The International Criminal Court (ICC) has issued arrest warrants for three Russian people alleged to have committed war crimes during the 2008 Russo-Georgian war, the court said on Thursday.
The three suspects – Lieutenant General Mikhail Mindzaev, Gamlet Gutchmazov and David Sanakoev – are said to have served in the government of the Russian-backed self-proclaimed Republic of South Ossetia. Mindzaev and Gutchmazov held top positions in South Ossetia’s interior ministry, while Sanakoev served as the region’s presidential envoy for human rights, the Associated Press reported.
The announcement came a day before the ICC issued arrest warrants for Russian President Vladimir Putin and Maria Alekseyevna Lvova-Belova, the commissioner for children’s rights in Putin’s office, both for their alleged actions related to the war in Ukraine.
Mindzaev and Gutchmazov are charged with unlawful detention, torture and inhumane treatment, violation of personal dignity, kidnapping and illegal displacement of civilians. The alleged crimes took place between August 8 and 27, 2008, the ICC said.
Investigations into the three men’s alleged crimes began in 2016. On June 24, 2022, ICC judges finally issued a decision before going public on Thursday, concluding that “there are reasonable grounds to believe that each of these three suspects bears responsibility for war crimes.”
“There is reasonable grounds to believe that civilians believed to be ethnically Georgian were arrested in the South Ossetian part of Georgia and subsequently detained, ill-treated and held in harsh prison conditions,” the Hague court said in a statement.
“The 2008 conflict over South Ossetia took a terrible toll on civilians, many of whom continue to pay the price,” Rachel Denber, deputy director of the human rights group’s Europe and Central Asia division, told the AP.
“The ICC arrest warrants are an important, long-awaited step to bring accountability to those involved in the campaign of violence that has forced nearly 20,000 ethnic Georgians from their homes.”
The United Nations High Commissioner for Refugees said several hundred people died during the five-day conflict in 2008, while another 120,000 were displaced. It began when fighting broke out between neighboring countries in the disputed territory of South Ossetia in northern Georgia.
Putin is allegedly responsible for the war crime of unlawful deportation of children from occupied territories of Ukraine to the Russian Federation, allegedly committed since the war began on February 24, 2022.
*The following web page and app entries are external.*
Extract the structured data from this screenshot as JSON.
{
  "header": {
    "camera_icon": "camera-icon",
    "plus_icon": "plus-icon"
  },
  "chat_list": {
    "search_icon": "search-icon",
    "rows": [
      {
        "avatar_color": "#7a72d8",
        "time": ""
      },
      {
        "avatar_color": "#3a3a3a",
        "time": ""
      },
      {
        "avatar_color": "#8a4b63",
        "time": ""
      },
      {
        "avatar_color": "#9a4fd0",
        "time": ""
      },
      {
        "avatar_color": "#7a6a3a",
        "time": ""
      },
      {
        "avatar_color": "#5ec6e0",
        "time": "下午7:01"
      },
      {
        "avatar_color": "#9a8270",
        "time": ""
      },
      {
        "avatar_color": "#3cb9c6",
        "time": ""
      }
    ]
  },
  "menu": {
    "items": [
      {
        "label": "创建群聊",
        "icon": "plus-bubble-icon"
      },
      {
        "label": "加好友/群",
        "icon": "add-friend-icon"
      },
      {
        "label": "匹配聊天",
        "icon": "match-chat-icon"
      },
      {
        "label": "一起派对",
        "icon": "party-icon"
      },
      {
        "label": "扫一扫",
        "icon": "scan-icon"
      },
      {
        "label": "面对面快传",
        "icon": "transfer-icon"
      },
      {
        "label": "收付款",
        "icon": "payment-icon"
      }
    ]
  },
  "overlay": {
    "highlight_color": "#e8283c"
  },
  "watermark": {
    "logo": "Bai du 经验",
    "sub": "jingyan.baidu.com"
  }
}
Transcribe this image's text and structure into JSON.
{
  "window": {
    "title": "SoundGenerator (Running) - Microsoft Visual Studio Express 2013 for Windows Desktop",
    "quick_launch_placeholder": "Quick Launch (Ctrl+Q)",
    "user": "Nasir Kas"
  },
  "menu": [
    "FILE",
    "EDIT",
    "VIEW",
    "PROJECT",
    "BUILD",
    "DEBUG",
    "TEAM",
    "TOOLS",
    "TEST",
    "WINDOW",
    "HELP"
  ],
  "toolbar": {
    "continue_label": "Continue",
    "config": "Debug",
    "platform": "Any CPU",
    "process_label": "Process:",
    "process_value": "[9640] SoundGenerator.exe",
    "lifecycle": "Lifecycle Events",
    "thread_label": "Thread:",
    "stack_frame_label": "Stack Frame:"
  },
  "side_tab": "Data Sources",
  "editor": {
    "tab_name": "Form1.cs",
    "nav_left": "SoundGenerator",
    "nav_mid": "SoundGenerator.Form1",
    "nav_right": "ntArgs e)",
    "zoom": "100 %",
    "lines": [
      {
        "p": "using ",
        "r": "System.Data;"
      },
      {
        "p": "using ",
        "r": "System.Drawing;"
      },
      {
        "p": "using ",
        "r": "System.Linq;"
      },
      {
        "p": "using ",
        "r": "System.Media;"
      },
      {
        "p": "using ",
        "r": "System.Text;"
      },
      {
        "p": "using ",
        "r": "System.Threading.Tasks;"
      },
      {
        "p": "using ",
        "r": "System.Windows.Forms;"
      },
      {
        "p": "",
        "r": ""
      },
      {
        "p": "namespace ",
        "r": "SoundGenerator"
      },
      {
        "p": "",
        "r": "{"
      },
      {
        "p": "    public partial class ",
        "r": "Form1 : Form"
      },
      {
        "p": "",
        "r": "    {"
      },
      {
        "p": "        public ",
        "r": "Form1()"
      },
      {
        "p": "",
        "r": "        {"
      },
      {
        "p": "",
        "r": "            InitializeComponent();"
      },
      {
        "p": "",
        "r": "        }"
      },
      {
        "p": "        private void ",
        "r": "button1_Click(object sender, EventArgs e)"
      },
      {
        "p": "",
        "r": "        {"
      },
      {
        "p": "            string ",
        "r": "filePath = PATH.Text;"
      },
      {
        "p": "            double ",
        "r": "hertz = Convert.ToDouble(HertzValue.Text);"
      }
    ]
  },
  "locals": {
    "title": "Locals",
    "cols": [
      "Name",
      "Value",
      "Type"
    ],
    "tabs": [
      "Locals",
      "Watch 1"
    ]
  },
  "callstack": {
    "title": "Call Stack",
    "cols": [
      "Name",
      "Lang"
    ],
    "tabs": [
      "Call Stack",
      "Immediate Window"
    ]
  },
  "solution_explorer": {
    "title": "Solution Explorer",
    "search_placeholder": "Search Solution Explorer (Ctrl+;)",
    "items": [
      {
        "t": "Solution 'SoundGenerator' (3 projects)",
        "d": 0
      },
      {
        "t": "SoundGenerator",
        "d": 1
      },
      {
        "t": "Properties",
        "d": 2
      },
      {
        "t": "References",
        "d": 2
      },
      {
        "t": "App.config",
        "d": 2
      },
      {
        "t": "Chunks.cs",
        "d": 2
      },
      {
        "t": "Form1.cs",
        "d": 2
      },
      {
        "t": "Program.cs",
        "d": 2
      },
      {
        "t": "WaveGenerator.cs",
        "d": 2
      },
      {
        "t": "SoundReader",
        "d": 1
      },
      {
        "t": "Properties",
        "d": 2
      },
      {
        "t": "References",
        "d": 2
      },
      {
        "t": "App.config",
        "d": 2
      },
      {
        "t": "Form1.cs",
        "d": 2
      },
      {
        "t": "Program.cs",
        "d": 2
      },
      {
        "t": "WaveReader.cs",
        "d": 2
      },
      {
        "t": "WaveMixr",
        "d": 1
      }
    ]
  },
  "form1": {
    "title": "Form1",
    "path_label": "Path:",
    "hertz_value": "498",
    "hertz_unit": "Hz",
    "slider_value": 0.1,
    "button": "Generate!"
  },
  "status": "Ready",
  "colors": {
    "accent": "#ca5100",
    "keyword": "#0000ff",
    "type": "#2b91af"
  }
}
“There are reasonable grounds to believe that Mr. Putin bears individual criminal responsibility for the above crimes: because he committed the acts directly, jointly with others and/or through others; and for failing to properly exercise control over civilian and military subordinates who committed or authorized the commission of the acts and who were under his actual authority and control, in accordance with overriding responsibility,” the court said in a statement.
Lvova-Belova is also accused of illegally deporting and transferring children from the occupied territories of Ukraine to Russia.
On Thursday, the Independent International Commission of Inquiry into Ukraine released a new report alleging that “Russian authorities have committed a multitude of violations of international human rights law and international humanitarian law in various regions of Ukraine, many of which amount to war crimes. “
Such alleged crimes include attacks on civilians and energy-related infrastructure; premeditated killings; unlawful imprisonment; torture, rape and other sexual violence; and the unlawful renditions and deportations of children as described by the ICC.
The commission said it visited 56 sites and interviewed 348 women and 247 men as part of its investigation.
“Clearly, ensuring justice through international judicial mechanisms is neither quick nor straightforward – especially when there is no easy way to enforce such ICC decisions,” said Denis Krivosheev, deputy regional research director at Amnesty International’s Regional Office for Eastern Europe and Central Asia news week.
“However, the story does not end here,” he added. “In fact, today’s decision of the ICC is to be issued [an] Arrest warrant against Vladimir Putin makes history. We will be watching carefully what this means in terms of justice for past and present war crimes, but I am sure that as of today we are one step closer.”
So far, 31 cases have been tried in court, in some cases there was more than one suspect.
According to the International Criminal Court, 31 war crimes cases have been brought to trial and 38 arrest warrants have been issued. Of these, 21 people have been arrested and brought to justice, while 14 remain at large.
Charges against five people were dropped because of their deaths. In addition to issuing nine individual subpoenas, the judges issued ten convictions and four acquittals.
news week emailed the ICC and other human rights organizations for comment.